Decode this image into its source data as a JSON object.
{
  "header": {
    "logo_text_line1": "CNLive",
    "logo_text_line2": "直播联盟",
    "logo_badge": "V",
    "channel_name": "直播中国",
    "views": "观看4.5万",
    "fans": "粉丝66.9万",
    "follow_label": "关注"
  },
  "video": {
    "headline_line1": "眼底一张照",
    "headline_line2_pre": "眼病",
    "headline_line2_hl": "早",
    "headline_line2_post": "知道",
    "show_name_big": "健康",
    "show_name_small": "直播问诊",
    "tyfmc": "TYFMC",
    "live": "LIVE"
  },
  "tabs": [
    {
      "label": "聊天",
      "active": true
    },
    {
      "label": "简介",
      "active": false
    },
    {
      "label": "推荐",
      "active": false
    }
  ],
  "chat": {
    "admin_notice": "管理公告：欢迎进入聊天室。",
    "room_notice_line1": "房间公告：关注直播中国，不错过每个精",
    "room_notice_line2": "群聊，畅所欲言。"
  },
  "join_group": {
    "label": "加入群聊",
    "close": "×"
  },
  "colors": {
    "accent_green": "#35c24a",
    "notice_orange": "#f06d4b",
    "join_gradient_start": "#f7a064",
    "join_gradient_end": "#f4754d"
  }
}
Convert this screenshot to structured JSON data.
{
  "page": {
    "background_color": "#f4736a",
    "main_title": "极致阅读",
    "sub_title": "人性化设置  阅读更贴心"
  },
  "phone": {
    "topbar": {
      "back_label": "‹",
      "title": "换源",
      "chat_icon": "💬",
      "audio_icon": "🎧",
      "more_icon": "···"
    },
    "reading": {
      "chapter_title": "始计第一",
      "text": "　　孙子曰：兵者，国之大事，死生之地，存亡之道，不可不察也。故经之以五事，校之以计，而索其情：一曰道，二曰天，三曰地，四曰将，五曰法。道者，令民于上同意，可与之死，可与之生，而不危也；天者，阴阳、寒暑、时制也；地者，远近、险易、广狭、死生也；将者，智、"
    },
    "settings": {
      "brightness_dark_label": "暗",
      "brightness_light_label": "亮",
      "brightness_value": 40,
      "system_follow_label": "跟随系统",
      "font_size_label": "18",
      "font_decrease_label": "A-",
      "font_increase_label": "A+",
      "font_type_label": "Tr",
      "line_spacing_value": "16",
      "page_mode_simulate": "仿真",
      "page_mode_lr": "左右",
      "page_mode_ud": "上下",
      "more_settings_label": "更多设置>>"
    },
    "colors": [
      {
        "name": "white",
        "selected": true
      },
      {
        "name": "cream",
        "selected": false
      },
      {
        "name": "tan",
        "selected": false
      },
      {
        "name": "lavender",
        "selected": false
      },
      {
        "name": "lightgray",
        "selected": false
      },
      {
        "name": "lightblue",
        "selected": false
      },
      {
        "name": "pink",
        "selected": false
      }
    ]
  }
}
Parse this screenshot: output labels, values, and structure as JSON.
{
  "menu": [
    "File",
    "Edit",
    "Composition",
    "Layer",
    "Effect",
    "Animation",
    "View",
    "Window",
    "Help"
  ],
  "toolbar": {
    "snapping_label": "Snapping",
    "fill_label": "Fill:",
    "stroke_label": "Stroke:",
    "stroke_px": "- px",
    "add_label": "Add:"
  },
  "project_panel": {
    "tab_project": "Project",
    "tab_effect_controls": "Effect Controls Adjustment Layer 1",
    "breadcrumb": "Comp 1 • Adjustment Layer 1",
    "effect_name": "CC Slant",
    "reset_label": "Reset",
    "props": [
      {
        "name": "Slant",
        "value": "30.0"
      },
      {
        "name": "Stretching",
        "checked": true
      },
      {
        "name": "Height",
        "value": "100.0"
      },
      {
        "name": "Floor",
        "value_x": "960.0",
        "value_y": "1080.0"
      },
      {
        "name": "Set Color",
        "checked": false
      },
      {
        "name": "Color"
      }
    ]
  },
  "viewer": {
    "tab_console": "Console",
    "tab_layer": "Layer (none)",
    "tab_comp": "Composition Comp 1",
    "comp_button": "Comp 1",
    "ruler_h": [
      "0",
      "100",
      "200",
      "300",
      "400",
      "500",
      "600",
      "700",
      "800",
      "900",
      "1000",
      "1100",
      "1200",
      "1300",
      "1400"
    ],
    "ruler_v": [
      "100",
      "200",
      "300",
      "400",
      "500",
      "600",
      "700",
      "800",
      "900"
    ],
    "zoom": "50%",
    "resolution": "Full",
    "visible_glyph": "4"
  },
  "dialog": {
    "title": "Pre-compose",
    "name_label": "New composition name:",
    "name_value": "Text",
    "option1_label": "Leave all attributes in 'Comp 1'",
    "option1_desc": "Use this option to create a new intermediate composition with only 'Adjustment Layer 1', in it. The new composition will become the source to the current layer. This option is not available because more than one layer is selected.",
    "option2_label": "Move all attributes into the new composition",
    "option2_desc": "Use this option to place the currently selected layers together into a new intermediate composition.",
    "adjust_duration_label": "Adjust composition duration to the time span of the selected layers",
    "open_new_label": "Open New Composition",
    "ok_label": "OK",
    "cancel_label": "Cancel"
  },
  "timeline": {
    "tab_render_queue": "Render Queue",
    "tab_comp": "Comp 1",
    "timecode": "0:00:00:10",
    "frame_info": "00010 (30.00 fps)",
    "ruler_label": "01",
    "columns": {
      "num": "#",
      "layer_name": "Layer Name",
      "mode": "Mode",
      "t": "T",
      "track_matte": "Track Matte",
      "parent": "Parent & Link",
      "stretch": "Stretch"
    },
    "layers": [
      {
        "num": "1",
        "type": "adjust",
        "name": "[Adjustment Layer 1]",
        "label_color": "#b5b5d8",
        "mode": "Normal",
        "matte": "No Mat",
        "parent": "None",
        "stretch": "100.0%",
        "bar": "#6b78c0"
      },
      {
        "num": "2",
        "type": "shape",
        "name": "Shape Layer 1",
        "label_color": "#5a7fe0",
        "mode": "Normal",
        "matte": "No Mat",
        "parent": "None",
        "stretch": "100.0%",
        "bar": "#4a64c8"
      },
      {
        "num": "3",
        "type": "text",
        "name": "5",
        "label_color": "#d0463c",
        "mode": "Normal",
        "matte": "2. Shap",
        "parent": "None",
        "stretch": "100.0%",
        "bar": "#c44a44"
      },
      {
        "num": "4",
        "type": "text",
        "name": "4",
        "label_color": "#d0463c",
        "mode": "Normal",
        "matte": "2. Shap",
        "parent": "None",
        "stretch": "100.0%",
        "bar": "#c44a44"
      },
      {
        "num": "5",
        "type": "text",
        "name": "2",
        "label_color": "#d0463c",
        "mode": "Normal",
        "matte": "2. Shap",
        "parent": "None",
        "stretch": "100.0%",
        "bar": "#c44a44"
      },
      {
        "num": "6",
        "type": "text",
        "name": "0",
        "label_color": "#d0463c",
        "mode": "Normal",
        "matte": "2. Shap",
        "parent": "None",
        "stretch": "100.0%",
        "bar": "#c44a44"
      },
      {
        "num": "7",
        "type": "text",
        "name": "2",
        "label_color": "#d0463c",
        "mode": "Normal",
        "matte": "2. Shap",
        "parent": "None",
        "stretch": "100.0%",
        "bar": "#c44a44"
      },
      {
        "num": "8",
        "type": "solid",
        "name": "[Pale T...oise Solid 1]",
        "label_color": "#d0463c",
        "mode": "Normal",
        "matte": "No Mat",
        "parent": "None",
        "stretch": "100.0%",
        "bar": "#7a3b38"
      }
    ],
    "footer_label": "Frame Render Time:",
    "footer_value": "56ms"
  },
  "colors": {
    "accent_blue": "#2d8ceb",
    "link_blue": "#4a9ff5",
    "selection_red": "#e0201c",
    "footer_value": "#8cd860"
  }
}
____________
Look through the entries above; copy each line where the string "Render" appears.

RESPONSE TO THIS EXERCISE:
    "tab_render_queue": "Render Queue",
    "footer_label": "Frame Render Time:",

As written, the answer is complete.